Should I sit at the sushi bar?
Yes. If you're looking for a true sushi experience, sit at the sushi bar where you can look at the fish and talk to the sushi chef. That's the only way to know what's good that day. "Go to the bar and look at it," instructed Tommy. "I sit at the sushi bar and I look, I eat some of the unusual stuff." The Yoshioka brothers wouldn't go to a sushi bar for regular tuna or yellowtail- that stuff you can have anytime. The sushi bar is a place to try something special if you're adventurous.
Should I rub my chopsticks together before eating?
Unless you're a Boy Scout trying to start a fire, there is no reason to rub your chopsticks together. More than anything else, this behavior perplexes Toshi and Tommy. They first noticed the trend 15 years ago, and now sometimes see an entire restaurant full of people doing it. But it can be insulting to the proprietors, suggesting the chopsticks they provide are of poor quality.
"Where'd these guys get the idea from?" asked Toshi. "Where've they been hanging out? People only do that in the cheapest restaurants you can find. It's kind of discouraging sometimes. For us its like, what kind of place is this?'"
Unless you notice a splinter (very rare, but it can happen), there is no need to rub chopsticks together. "It's like going to a fancy restaurant and polishing a utensil," said Toshi.
Can I eat with my hands?
Yes. In Japan it's common to eat sushi with one's hands. That's why many restaurants will provide a warm hand towel at the beginning of the meal. "A lot of people use their hands [in Japan]," said Tommy.
Should I eat the sushi in any specific order?
"Some people say to eat a certain kind of fish and then go on. But I believe everybody has likes and dislikes. You gonna eat it, you gonna order it, however you want," said Toshi.
What about soy sauce?
"I see a lot of people use a lot of soy sauce," said Toshi, shaking his head. "They just soak it in there. I think, Wow, they're just eating the soy sauce.' If they like the wasabi so much, then why they gotta eat the sushi?"
Sushi is about a balance of flavors and textures; a pile of rice in the soy sauce dish is a signal the balance has been disrupted.
"Soy sauce is actually salt, so just put a little soy sauce, a little salty taste and then you eat," continued Toshi. "All you need is just a tiny bit and dab on there.

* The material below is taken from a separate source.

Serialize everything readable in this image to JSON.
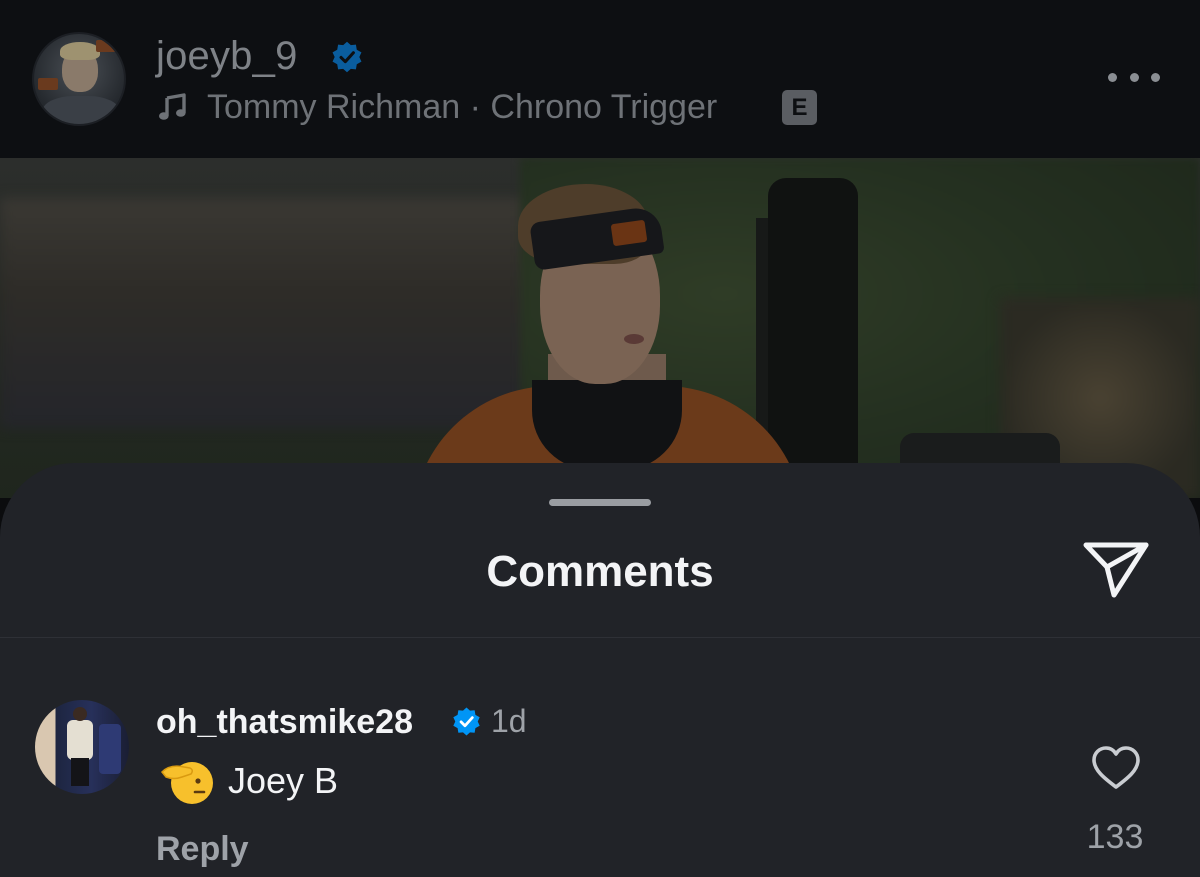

Some people its just overflow. The rice just falls apart."
In Japan, the proper way to eat sushi is to flavor the fish side with soy sauce, not the rice. "They usually put the soy sauce on the fish side. The whole idea is the rice has the seasoning in it. It has the vinegar and sugar, and all that stuff to mix up the rice, so you don't have to add the soy sauce to the rice. But add it on the other side, because the fish itself has kind of a plain taste," explained Tommy.
When eating rolls, dab the cut side of the roll in soy sauce, not the rice side. Use soy sauce as you would use salt- just to taste.
What's the right way to use wasabi?
The hot green mustard served with sushi can be dissolved in a tasteful amount of soy sauce. "Wasabi to your taste, but don't kill it," reassured Toshi. "Bottom line, however you want to enjoy it."
But he wants people to understand what the sushi chef is trying to accomplish with each piece. "What the food supposed to be made for, how its supposed to taste, they need to understand that too." There's a perfect proportion of fish and rice.
"Just like a cocktail, you put too much liquor in, watch out," added Tommy.
Ginger is eaten to cleanse the palate between pieces. "That ginger kills the smell too [on your hands]. Clears your mouth too," said Toshi.
What beverages pair well with sushi?
"That's individual," allowed Toshi. "Sake, beer, or tea. Some people prefer a cocktail and there's nothing wrong with that to me."
Tokyo Garden is located at 1711 Fulton Street in downtown Fresno. Visit them online at www.tgbrand.com.